While we all know that attachment of the selfish kind is an inadvisable form of attachment, the attachment to our loved ones, to ideals, etc. is a part of life. Without such attachment life can turn cold, indifferent and inhuman.
Indifference will lead to coldness, to remain unattached and distant. How can empathy and relations develop then?
Devotion or attachment to a spouse or partner, to a son or daughter, etc. is human. An attachment that is born of love and promotes love and growth is a positive high quality.
So there is a distinction between possessive attachment and attachment that gives way and fosters inner bonds between beings who love one another, are connected and concern for one another. They think and feel for one another in unison. Duality and unity, synthesis only achieved by sharing , communication and giving. The middle path, the razor's edge.
(Note: Even possessive love may lead sometimes into a free giving love, therefore we should not discard possessive love as utterly negative.)
Often people try to give love and send good intentions that are aimed at the “universal”. They try to encompass in their love and good intentions all beings and aim to be all embracing. This is good and fine, yet, our love can only find expression in personal relationships. The “universal” is often a concept that involves all and nothing at all. There is no real commitment or involvement. Nothing can grow and reach the universal if it is not started and lived in the personal level of relationships.

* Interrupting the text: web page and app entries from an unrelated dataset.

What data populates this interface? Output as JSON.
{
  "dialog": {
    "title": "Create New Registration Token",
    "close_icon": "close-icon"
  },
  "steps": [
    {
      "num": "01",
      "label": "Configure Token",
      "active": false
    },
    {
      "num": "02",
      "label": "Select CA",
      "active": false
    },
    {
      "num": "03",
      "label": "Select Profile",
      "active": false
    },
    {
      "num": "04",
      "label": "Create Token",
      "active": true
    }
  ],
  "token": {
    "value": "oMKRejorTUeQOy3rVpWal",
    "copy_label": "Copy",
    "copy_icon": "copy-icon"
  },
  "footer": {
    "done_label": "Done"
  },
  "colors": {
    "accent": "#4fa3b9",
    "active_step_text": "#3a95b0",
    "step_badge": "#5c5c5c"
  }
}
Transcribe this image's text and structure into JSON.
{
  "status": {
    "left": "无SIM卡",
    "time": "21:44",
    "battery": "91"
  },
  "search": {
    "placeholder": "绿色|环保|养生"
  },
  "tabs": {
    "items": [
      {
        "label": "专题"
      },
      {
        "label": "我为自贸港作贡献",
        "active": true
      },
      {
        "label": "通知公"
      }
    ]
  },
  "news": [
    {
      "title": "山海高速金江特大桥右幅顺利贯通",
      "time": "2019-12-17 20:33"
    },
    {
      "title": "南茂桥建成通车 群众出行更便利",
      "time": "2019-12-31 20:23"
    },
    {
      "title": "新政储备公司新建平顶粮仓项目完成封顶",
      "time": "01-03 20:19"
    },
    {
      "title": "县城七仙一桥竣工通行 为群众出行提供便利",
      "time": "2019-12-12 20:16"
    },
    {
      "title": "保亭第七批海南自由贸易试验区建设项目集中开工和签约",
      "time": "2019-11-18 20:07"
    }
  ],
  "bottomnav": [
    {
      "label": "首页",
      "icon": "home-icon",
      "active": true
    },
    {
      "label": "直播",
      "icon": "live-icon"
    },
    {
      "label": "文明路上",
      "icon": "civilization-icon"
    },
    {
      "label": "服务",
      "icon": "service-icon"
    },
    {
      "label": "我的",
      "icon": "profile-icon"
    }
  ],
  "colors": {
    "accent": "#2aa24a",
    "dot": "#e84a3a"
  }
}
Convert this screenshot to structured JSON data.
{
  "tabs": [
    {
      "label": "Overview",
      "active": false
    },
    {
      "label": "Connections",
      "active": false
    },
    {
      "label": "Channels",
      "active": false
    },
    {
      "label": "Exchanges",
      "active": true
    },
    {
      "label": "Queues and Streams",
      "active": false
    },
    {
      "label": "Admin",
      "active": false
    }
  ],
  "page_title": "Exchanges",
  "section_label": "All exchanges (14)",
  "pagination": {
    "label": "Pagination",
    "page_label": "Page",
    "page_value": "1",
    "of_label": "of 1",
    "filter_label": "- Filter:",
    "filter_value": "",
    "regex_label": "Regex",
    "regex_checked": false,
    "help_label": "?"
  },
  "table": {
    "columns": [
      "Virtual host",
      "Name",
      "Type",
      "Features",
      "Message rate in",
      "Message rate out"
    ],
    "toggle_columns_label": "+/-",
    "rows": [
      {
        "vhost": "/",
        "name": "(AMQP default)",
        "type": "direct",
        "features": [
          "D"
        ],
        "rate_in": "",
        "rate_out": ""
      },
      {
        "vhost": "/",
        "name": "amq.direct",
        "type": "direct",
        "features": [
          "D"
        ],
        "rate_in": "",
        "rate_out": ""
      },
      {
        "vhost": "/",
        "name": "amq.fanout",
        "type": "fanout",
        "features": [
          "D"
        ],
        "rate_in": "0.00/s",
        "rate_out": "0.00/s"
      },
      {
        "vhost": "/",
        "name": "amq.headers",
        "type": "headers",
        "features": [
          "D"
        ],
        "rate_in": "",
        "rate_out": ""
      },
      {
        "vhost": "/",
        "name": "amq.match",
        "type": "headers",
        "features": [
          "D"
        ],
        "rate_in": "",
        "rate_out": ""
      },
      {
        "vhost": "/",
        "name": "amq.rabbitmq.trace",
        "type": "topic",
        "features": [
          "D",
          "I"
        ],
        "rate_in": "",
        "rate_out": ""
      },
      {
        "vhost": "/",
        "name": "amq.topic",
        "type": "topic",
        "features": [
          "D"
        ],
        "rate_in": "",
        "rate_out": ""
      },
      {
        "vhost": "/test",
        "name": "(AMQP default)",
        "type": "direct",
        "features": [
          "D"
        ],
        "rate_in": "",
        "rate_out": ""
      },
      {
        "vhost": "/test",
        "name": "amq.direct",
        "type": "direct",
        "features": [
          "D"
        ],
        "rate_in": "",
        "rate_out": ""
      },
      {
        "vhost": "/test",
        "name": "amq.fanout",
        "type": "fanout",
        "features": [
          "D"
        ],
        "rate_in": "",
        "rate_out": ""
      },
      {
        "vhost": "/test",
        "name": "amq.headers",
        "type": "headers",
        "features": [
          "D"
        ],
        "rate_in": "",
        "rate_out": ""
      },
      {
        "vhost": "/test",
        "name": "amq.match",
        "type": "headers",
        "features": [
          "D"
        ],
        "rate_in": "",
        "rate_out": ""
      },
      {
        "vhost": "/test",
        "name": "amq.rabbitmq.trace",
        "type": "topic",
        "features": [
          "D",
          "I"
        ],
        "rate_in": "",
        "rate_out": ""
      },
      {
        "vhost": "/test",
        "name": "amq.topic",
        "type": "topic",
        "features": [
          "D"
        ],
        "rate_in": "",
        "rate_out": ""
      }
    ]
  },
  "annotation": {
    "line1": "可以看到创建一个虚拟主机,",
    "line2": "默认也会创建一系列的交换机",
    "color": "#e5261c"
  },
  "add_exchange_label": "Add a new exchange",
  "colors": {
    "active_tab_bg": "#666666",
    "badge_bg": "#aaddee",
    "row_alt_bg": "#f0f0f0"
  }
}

Mahayana Buddhism knew it well: It is better to accept risks, suffering and vulnerability than to live a loveless life. Loveless not only in the sense of not being loved by someone else, but by being incapable of expensing or even worst, of loving another human being. If we can not give, we are not really living, at least not fully.
Attachment or detachment can not be used as an attitude to avoid the implications that love has on a personal level. First and foremost with those around us, and then a growing love and concern for the universal. For what can not be done in singular personal relationships can not be achieve on a universal scale. At the end, there is nothing to fear, but the incapacity to relate to ourself and others.
A good exposition of these ideas is made by Anangarika Govinda in his book “ Buddhist Reflections (published by Samuel Weiser)